“We hope that by applying their university scholarship and working strategically with the national parks, postdoctoral fellows in this program will engage visitors in the challenging work of drawing personal and civic meaning from the nation’s historical landscapes and buildings,” said Mariët Westermann, executive vice president at the Mellon Foundation.

In partnership with the National Park Foundation and three academic institutions – the University of Washington, the University of Mississippi, and Morgan State University – the National Park Service will launch this postdoctoral fellowship program to support national parks with scholarship related to labor history and productivity, the legacy of the civil rights movement, and gender and sexuality equality. Each fellow will collaborate with a faculty mentor from one of the partner academic institutions who has expertise in the assigned public humanities field.

“I believe the National Park Service Mellon Humanities Fellows program has great potential to enrich scholarship in the important field of labor studies to share with the American public,” said James N. Gregory, professor in the department of history at the University of Washington. Dr. Gregory will serve as the faculty mentor for the Postdoctoral Fellowship in the History of Labor and Productivity.
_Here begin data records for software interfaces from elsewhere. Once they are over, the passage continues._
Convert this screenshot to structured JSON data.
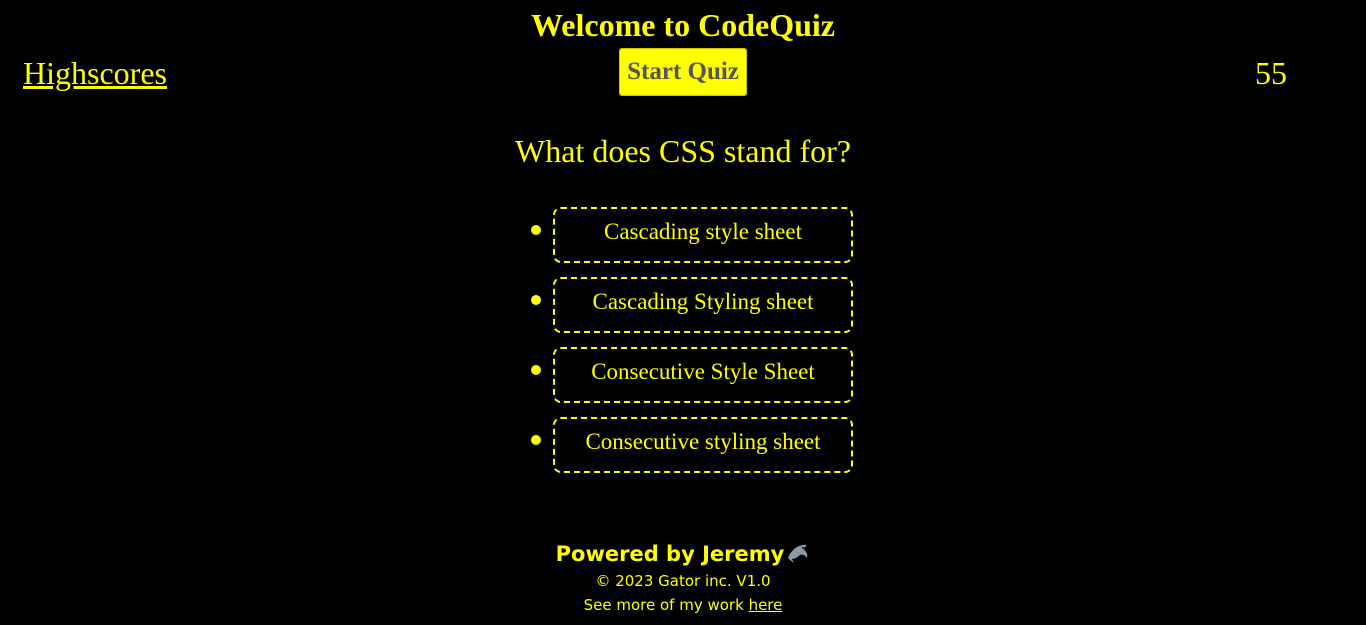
{
  "header": {
    "title": "Welcome to CodeQuiz",
    "highscores_label": "Highscores",
    "start_button_label": "Start Quiz",
    "timer_value": "55"
  },
  "quiz": {
    "question": "What does CSS stand for?",
    "answers": [
      "Cascading style sheet",
      "Cascading Styling sheet",
      "Consecutive Style Sheet",
      "Consecutive styling sheet"
    ]
  },
  "footer": {
    "powered_by": "Powered by Jeremy",
    "copyright": "© 2023 Gator inc. V1.0",
    "more_text": "See more of my work",
    "more_link": "here",
    "icon": "dolphin-icon"
  },
  "colors": {
    "background": "#000000",
    "accent": "#ffff00",
    "button_text": "#555555"
  }
}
“The Mellon Fellow will add a vital new component to the important undertaking of understanding our present, and improving our shared future, through the lens of the past,” said Jennifer A. Stollman, academic director for the William Winter Institute for Racial Reconciliation at the University of Mississippi. Dr. Stollman will serve as the faculty mentor for the Postdoctoral Fellowship in the Legacy of the Civil Rights Movement.
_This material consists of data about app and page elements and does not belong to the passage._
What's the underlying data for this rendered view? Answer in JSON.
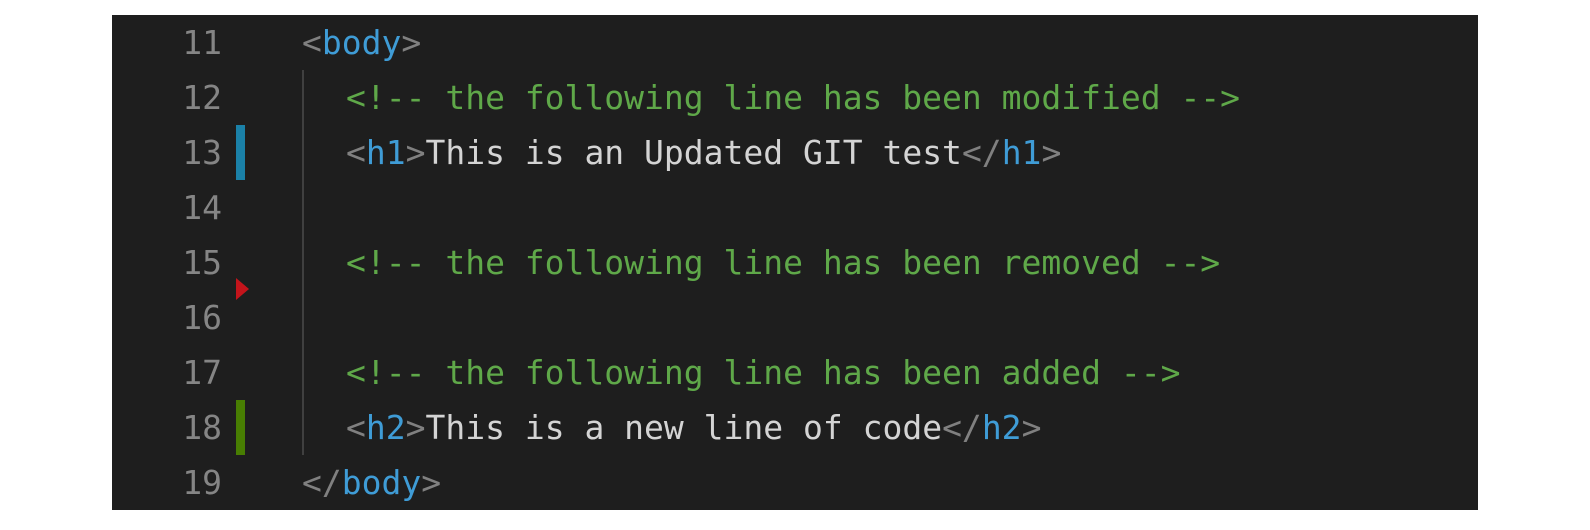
{
  "colors": {
    "background": "#1e1e1e",
    "line_number": "#858585",
    "tag": "#3f9cd6",
    "bracket": "#808080",
    "text": "#d4d4d4",
    "comment": "#5fa849",
    "modified_marker": "#1b81a8",
    "added_marker": "#487e02",
    "deleted_marker": "#c4141b"
  },
  "lines": [
    {
      "number": "11",
      "open": "<",
      "tag": "body",
      "close": ">"
    },
    {
      "number": "12",
      "comment": "<!-- the following line has been modified -->"
    },
    {
      "number": "13",
      "marker": "modified",
      "open": "<",
      "tag": "h1",
      "close": ">",
      "text": "This is an Updated GIT test",
      "end_open": "</",
      "end_tag": "h1",
      "end_close": ">"
    },
    {
      "number": "14"
    },
    {
      "number": "15",
      "comment": "<!-- the following line has been removed -->",
      "marker_after": "deleted"
    },
    {
      "number": "16"
    },
    {
      "number": "17",
      "comment": "<!-- the following line has been added -->"
    },
    {
      "number": "18",
      "marker": "added",
      "open": "<",
      "tag": "h2",
      "close": ">",
      "text": "This is a new line of code",
      "end_open": "</",
      "end_tag": "h2",
      "end_close": ">"
    },
    {
      "number": "19",
      "open": "</",
      "tag": "body",
      "close": ">"
    }
  ]
}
“I welcome the opportunity to serve as a faculty mentor to a Postdoctoral Fellow in Gender and Sexuality Equality—a theme that will help the National Park Service tell an inclusive story about America’s diversity,” said Brett Berliner, associate professor of history at Morgan State University. Dr. Berliner will serve as the faculty mentor for the Postdoctoral Fellowship in Gender and Sexuality Equality.

The fellows, two based in Washington, DC, and one based in Philadelphia, PA, will work with National Park Service staff to create interpretive or educational resources based on their scholarly research. Examples might include lesson plans, a series of audience-centered dialogues, a publication, a social-media campaign to build a public constituency, or an innovative digital humanities project. The three fellows will also collaborate to offer quarterly online seminars to National Park Service staff nationwide.

The program begins this month with the recruitment of fellows and extends through December 31, 2021. The two-year fellowships will start in fall 2018, and the National Park Service will have the option to extend the fellowships to three years. The fellows will be selected through a national competition. Those interested in the program can learn more here.

The work of the National Park Service Mellon Humanities Fellows is expected to enhance storytelling at numerous historical and cultural parks, which represent about two-thirds of the 417 sites in the National Park System.

The National Park Foundation is the official charity of America’s national parks and nonprofit partner to the National Park Service. Chartered by Congress in 1967, the National Park Foundation raises private funds to help PROTECT more than 84 million acres of national parks through critical conservation and preservation efforts, CONNECT all Americans with their incomparable natural landscapes, vibrant culture and rich history, and INSPIRE the next generation of park stewards. In 2016, commemorating the National Park Service’s 100th anniversary, the Foundation launched The Centennial Campaign for America’s National Parks, a comprehensive fundraising campaign to strengthen and enhance the future of these national treasures for the next hundred years. Find out more and become a part of the national park community at